Last weekend I celebrated my 25th birthday. This was the second birthday that I have celebrated since moving to Korea to teach English. Every year I try to think of something creative to do for my birthday. Last year, 2 of my good friends flew to Jeju for the weekend. Because this was my 25th birthday, I decided that I needed to do something out of my element for it. Since I have never been the biggest fan of heights and I knew that I didn’t want to go bungee jumping and I couldn’t find a skydiving place where teach English in Gwangju, paragliding was seemed like the perfect idea.
The biggest challenge that I faced (besides the actual jump) was setting up the event. With a lot of help from one of our desk staff members, I was able to find a paragliding school with 15 minutes of my house. For some reason, I was not able to just call in a reservation in order to reserve the date and was subsequently forced to use a Daum account to register online. Another issue that we faced was with the logistics of bringing such a large group. Figuring out transportation for 13 people was quite a challenge as none of us posses an international drivers license. Long story short, it really helps to have good Korean friends who can help you navigate confusing websites and procedural issues.
One the morning of the event, we met at the school near the bus terminal.

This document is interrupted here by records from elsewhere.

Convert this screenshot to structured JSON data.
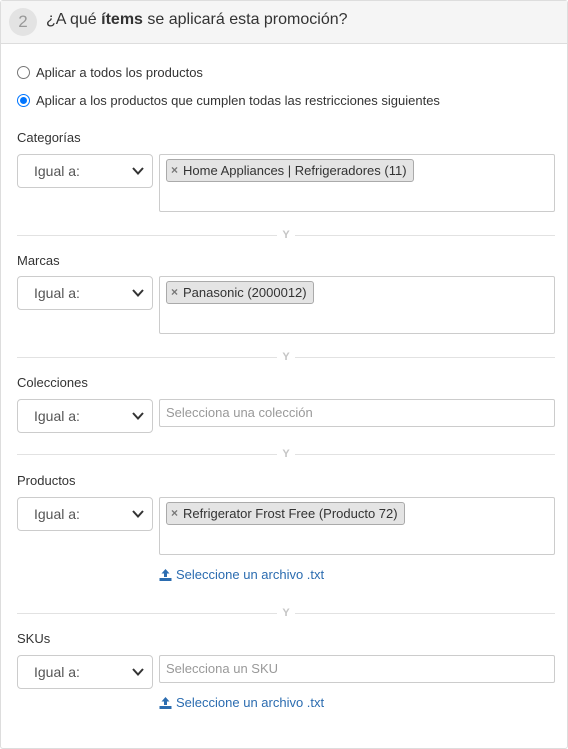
{
  "header": {
    "step": "2",
    "title_pre": "¿A qué ",
    "title_bold": "ítems",
    "title_post": " se aplicará esta promoción?"
  },
  "scope_options": [
    {
      "label": "Aplicar a todos los productos",
      "selected": false
    },
    {
      "label": "Aplicar a los productos que cumplen todas las restricciones siguientes",
      "selected": true
    }
  ],
  "connector_label": "Y",
  "operator_label": "Igual a:",
  "remove_glyph": "×",
  "upload_label": "Seleccione un archivo .txt",
  "sections": {
    "categories": {
      "label": "Categorías",
      "tags": [
        "Home Appliances | Refrigeradores (11)"
      ]
    },
    "brands": {
      "label": "Marcas",
      "tags": [
        "Panasonic (2000012)"
      ]
    },
    "collections": {
      "label": "Colecciones",
      "placeholder": "Selecciona una colección"
    },
    "products": {
      "label": "Productos",
      "tags": [
        "Refrigerator Frost Free (Producto 72)"
      ]
    },
    "skus": {
      "label": "SKUs",
      "placeholder": "Selecciona un SKU"
    }
  },
  "colors": {
    "accent": "#0075ff",
    "link": "#2b6cb0",
    "header_bg": "#f5f5f5",
    "tag_bg": "#e4e4e4"
  },
  "icons": {
    "chevron": "chevron-down-icon",
    "upload": "upload-icon",
    "remove": "close-icon"
  }
}
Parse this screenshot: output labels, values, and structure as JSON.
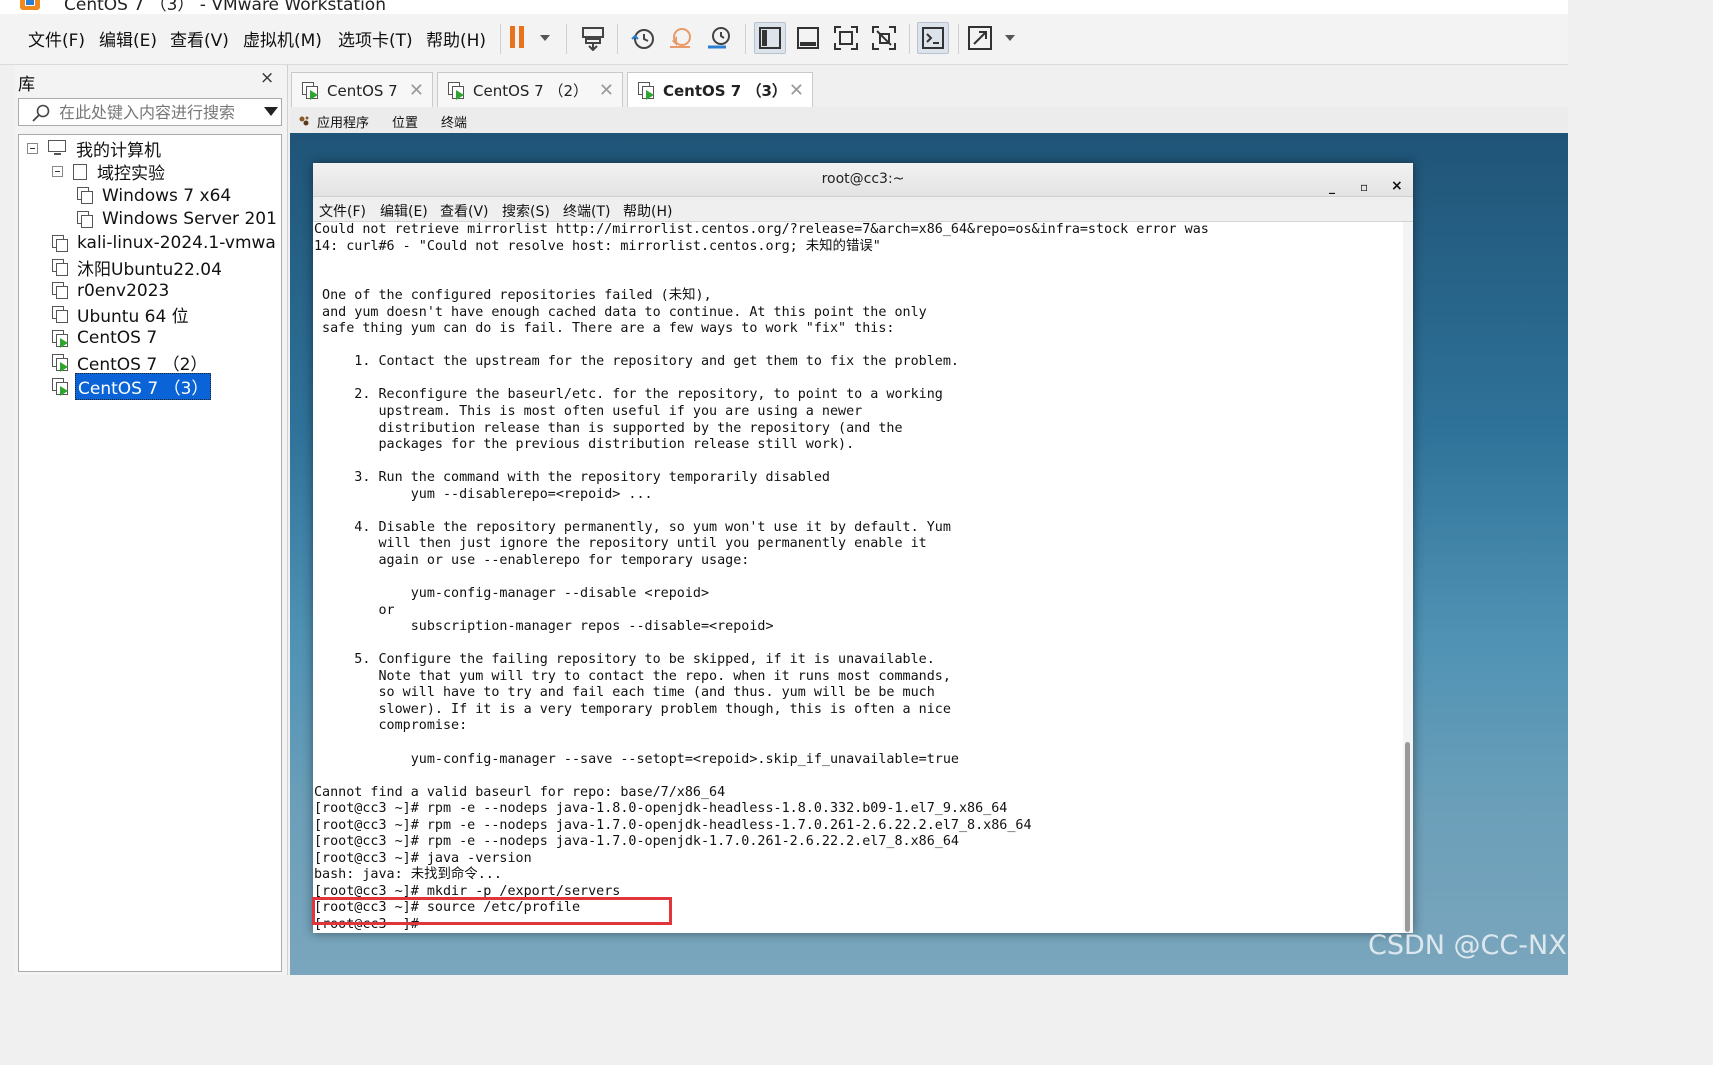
{
  "window": {
    "title": "CentOS 7 （3） - VMware Workstation"
  },
  "menubar": {
    "items": [
      "文件(F)",
      "编辑(E)",
      "查看(V)",
      "虚拟机(M)",
      "选项卡(T)",
      "帮助(H)"
    ]
  },
  "toolbar": {
    "buttons": [
      "pause-icon",
      "send-ctrl-alt-del-icon",
      "snapshot-icon",
      "revert-snapshot-icon",
      "snapshot-manager-icon",
      "show-library-icon",
      "thumbnail-bar-icon",
      "fullscreen-icon",
      "unity-icon",
      "console-view-icon",
      "stretch-icon"
    ]
  },
  "library": {
    "title": "库",
    "close": "×",
    "search_placeholder": "在此处键入内容进行搜索",
    "tree": [
      {
        "label": "我的计算机",
        "type": "computer"
      },
      {
        "label": "域控实验",
        "type": "folder"
      },
      {
        "label": "Windows 7 x64",
        "type": "vm"
      },
      {
        "label": "Windows Server 201",
        "type": "vm"
      },
      {
        "label": "kali-linux-2024.1-vmwa",
        "type": "vm"
      },
      {
        "label": "沐阳Ubuntu22.04",
        "type": "vm"
      },
      {
        "label": "r0env2023",
        "type": "vm"
      },
      {
        "label": "Ubuntu 64 位",
        "type": "vm"
      },
      {
        "label": "CentOS 7",
        "type": "vm-running"
      },
      {
        "label": "CentOS 7 （2）",
        "type": "vm-running"
      },
      {
        "label": "CentOS 7 （3）",
        "type": "vm-running",
        "selected": true
      }
    ]
  },
  "tabs": [
    {
      "label": "CentOS 7",
      "active": false
    },
    {
      "label": "CentOS 7 （2）",
      "active": false
    },
    {
      "label": "CentOS 7 （3）",
      "active": true
    }
  ],
  "guest": {
    "topbar": [
      "应用程序",
      "位置",
      "终端"
    ],
    "terminal": {
      "title": "root@cc3:~",
      "controls": [
        "_",
        "▫",
        "×"
      ],
      "menu": [
        "文件(F)",
        "编辑(E)",
        "查看(V)",
        "搜索(S)",
        "终端(T)",
        "帮助(H)"
      ],
      "lines": [
        "Could not retrieve mirrorlist http://mirrorlist.centos.org/?release=7&arch=x86_64&repo=os&infra=stock error was",
        "14: curl#6 - \"Could not resolve host: mirrorlist.centos.org; 未知的错误\"",
        "",
        "",
        " One of the configured repositories failed (未知),",
        " and yum doesn't have enough cached data to continue. At this point the only",
        " safe thing yum can do is fail. There are a few ways to work \"fix\" this:",
        "",
        "     1. Contact the upstream for the repository and get them to fix the problem.",
        "",
        "     2. Reconfigure the baseurl/etc. for the repository, to point to a working",
        "        upstream. This is most often useful if you are using a newer",
        "        distribution release than is supported by the repository (and the",
        "        packages for the previous distribution release still work).",
        "",
        "     3. Run the command with the repository temporarily disabled",
        "            yum --disablerepo=<repoid> ...",
        "",
        "     4. Disable the repository permanently, so yum won't use it by default. Yum",
        "        will then just ignore the repository until you permanently enable it",
        "        again or use --enablerepo for temporary usage:",
        "",
        "            yum-config-manager --disable <repoid>",
        "        or",
        "            subscription-manager repos --disable=<repoid>",
        "",
        "     5. Configure the failing repository to be skipped, if it is unavailable.",
        "        Note that yum will try to contact the repo. when it runs most commands,",
        "        so will have to try and fail each time (and thus. yum will be be much",
        "        slower). If it is a very temporary problem though, this is often a nice",
        "        compromise:",
        "",
        "            yum-config-manager --save --setopt=<repoid>.skip_if_unavailable=true",
        "",
        "Cannot find a valid baseurl for repo: base/7/x86_64",
        "[root@cc3 ~]# rpm -e --nodeps java-1.8.0-openjdk-headless-1.8.0.332.b09-1.el7_9.x86_64",
        "[root@cc3 ~]# rpm -e --nodeps java-1.7.0-openjdk-headless-1.7.0.261-2.6.22.2.el7_8.x86_64",
        "[root@cc3 ~]# rpm -e --nodeps java-1.7.0-openjdk-1.7.0.261-2.6.22.2.el7_8.x86_64",
        "[root@cc3 ~]# java -version",
        "bash: java: 未找到命令...",
        "[root@cc3 ~]# mkdir -p /export/servers",
        "[root@cc3 ~]# source /etc/profile",
        "[root@cc3 ~]#"
      ]
    }
  },
  "watermark": "CSDN @CC-NX",
  "colors": {
    "selection": "#0a64d8",
    "highlight_box": "#e0353c",
    "pause": "#e8731c",
    "running": "#2fa52f"
  }
}
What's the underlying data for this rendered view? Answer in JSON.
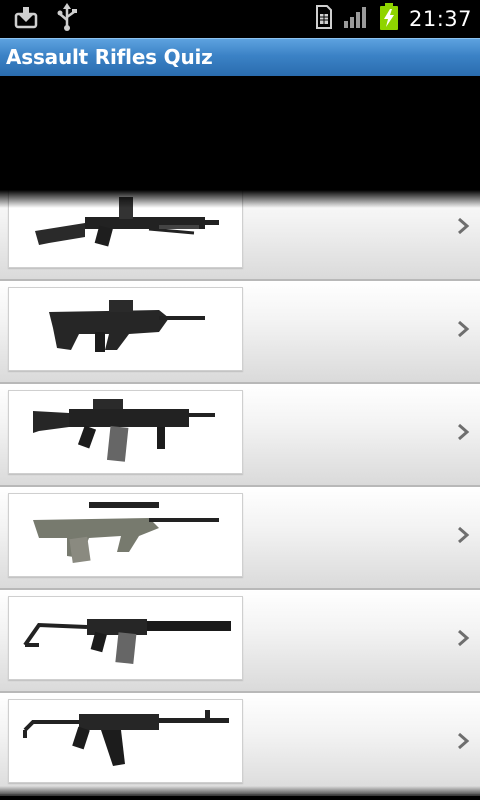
{
  "status_bar": {
    "time": "21:37",
    "icons": [
      "download-icon",
      "usb-icon",
      "sim-card-icon",
      "signal-icon",
      "battery-charging-icon"
    ]
  },
  "app": {
    "title": "Assault Rifles Quiz"
  },
  "list": {
    "items": [
      {
        "image": "machine-gun-image",
        "chevron": "chevron-right-icon"
      },
      {
        "image": "bullpup-rifle-image",
        "chevron": "chevron-right-icon"
      },
      {
        "image": "carbine-rifle-image",
        "chevron": "chevron-right-icon"
      },
      {
        "image": "scoped-bullpup-rifle-image",
        "chevron": "chevron-right-icon"
      },
      {
        "image": "suppressed-rifle-image",
        "chevron": "chevron-right-icon"
      },
      {
        "image": "kalashnikov-rifle-image",
        "chevron": "chevron-right-icon"
      }
    ]
  },
  "colors": {
    "title_bar": "#3b82c6",
    "battery": "#8fd400"
  }
}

There, they explained the basic procedures and important safety information. The only problem was that they didn’t speak that much English and our group members didn’t speak that much Korea. After a 15 minute session of charades, we felt adequately prepared to take the jump.
Our quick saftey demo
After a short 30 minute car ride, we arrived in Gochang. The plan was for us to drive up in groups to the top of a nearby mountain and then land on a soccer field in the middle of a local track. The mountain that we were going to jump off of was about 680 meters high and the ride down takes around 20 minutes.
Paragliding is amazing. To get started, they pull up the parachute and they take a quick look to make sure that it is full inflated. Then with the help of the instructor, you begin to run off the cliff. Before you know it, the wind picks up and you are hundreds of meters above the ground. If you look straight ahead it feels as though you are sitting on the top of a mountain. It is only upon looking down that you realize just how high up you are. It creates a weird juxtaposition of the senses because the world seems so serene from up there, yet an accident would result in certain death.
View from the top
One of the amazing aspects to paragliding is that you can stay up in the air as long as you care to. On the day that we went, there were numerous experienced paragliders taking off from the same point. Some of them would have these kayak looking harnesses so that they could be comfortable while staying in the air for a longer period of time. By following the different wind currents, they were able to stay up, and even climb, to amazing heights.
My time teaching in Korea has been about testing my limits. By putting myself in situations that test my boundaries, I have learned more about what kind of person I actually am and want to be. The real question is how do you want to challenge yourself during your time teaching abroad?